What Is The Difference Between An Arbitrator And A Judge?

Arbitrators and judges are legal professionals who help parties resolve legal issues. They listen to the arguments of everyone involved and apply relevant laws to decide on various cases. However, that’s as far as the similarity between these two professions go. They hold very important differences in terms of their qualifications, the work they do and the process they undertake to resolve the cases they handle.

An arbitrator is an impartial third party who hears and decides on disputes between parties out of the court system. An arbitrator can be an attorney, accountant or other professional who holds vast and extensive experience in a particular field. In many states, they are required to finish a mediation course and a specialized training course before they can become full-fledged arbitrators. A judge, on the other hand, hears cases in the formal confines of the court system. Judges are typically lawyers who have extensive experience. They also need to have political support since most positions require them to be appointed or elected.

Arbitrators and judges perform different tasks. Arbitrators do their best to get both parties to talk with each other so they can move towards a mutually-acceptable agreement. They handle civil cases in a private and typically informal proceeding. While arbitrators allow lawyers to be present during the arbitration, the role the latter plays is very limited. Judges, on the other hand, conduct pretrial hearings and based on the evidence presented, will determine if the case should go to trial. Judges hear both civil and criminal cases in a courtroom following formal legal procedures. Lawyers play a very important role in the litigation process—in fact, judges mainly address clients through their lawyers in the hearing.
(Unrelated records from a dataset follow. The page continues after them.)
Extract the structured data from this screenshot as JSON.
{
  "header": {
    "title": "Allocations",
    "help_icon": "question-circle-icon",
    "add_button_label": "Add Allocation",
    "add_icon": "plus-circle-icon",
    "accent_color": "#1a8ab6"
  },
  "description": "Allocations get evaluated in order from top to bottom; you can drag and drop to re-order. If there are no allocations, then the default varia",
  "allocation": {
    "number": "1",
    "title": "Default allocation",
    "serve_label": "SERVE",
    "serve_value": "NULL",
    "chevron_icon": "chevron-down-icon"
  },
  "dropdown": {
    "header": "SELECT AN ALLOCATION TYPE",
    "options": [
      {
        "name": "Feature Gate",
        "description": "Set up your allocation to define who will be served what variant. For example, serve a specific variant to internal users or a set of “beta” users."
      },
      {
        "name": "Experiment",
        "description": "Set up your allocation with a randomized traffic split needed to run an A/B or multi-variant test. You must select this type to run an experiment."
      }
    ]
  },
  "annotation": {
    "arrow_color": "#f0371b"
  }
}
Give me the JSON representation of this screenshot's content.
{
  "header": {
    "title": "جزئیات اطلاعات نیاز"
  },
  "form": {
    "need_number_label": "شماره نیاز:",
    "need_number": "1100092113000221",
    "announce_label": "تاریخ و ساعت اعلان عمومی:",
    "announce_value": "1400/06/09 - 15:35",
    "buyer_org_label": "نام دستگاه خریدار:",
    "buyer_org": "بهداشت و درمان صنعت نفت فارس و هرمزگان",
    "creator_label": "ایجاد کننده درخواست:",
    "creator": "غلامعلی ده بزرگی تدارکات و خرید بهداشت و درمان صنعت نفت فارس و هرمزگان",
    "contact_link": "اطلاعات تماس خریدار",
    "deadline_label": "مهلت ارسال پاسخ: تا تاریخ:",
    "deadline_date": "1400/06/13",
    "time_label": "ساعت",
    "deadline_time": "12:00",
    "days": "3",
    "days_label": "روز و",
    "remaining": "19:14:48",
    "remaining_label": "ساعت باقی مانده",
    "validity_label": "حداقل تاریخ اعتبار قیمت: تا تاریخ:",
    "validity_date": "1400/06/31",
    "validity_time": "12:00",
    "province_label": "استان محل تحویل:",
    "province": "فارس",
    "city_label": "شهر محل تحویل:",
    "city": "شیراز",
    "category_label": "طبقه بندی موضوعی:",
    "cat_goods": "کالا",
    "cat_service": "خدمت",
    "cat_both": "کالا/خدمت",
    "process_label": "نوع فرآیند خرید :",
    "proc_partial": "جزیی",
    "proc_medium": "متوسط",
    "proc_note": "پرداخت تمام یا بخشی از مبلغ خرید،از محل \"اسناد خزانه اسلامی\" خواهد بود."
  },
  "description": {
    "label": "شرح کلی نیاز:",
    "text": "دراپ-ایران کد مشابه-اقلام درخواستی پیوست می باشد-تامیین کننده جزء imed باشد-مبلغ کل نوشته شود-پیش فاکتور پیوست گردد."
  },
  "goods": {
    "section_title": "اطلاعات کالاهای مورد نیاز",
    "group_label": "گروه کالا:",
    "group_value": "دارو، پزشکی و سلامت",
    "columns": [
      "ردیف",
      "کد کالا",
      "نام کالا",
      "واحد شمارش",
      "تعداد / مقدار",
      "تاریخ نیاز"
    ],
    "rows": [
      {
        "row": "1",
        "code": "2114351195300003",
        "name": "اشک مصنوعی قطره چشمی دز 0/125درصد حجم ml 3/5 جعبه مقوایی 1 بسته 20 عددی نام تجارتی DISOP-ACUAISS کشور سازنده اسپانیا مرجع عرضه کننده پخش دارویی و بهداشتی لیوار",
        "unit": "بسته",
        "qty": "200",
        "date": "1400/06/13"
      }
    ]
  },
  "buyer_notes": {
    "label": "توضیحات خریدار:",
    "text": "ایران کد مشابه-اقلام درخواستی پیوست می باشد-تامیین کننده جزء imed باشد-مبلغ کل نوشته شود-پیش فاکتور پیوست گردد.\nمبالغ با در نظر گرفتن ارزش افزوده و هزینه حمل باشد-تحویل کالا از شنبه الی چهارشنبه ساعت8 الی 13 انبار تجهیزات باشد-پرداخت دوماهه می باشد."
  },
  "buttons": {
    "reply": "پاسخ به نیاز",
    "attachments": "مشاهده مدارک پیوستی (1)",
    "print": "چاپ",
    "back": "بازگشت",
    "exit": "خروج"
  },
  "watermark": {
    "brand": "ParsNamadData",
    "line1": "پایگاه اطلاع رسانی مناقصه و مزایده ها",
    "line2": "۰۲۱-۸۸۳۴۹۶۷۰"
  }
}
Another important difference between arbitrators and judges is in the availability of appeal once they have given their decision. In many cases, the decision of the arbitrator is binding and once rendered, cannot be appealed. When a judge renders his or her decision, however, parties may appeal it at different levels of the judicial system. It should be noted that parties may appeal an arbitrator’s decision if the option to appeal is part of the arbitration clause. In some cases, a judge can also remove the decision of the arbitrator if the complainant can prove that the arbitrator was biased to the other party. There is no official record of the proceedings handled by arbitrators while everything that happens in court hearings is formally recorded by court reporters.

Arbitrators are also different from judges in terms of who chooses them to handle a case and the waiting times for cases to be heard. The parties involved in the hearing typically choose the arbitrator to hear their case. In the litigation process, however, the court appoints the judge who will handle a particular case and the parties have no say in the matter. As far as the quickness by which the process is handled, arbitrators offer speedier resolution to cases before them compared to the ones handled by judges that usually take months or years before a decision is arrived at.

Career Spotlight: Arbitrator

Leave A Comment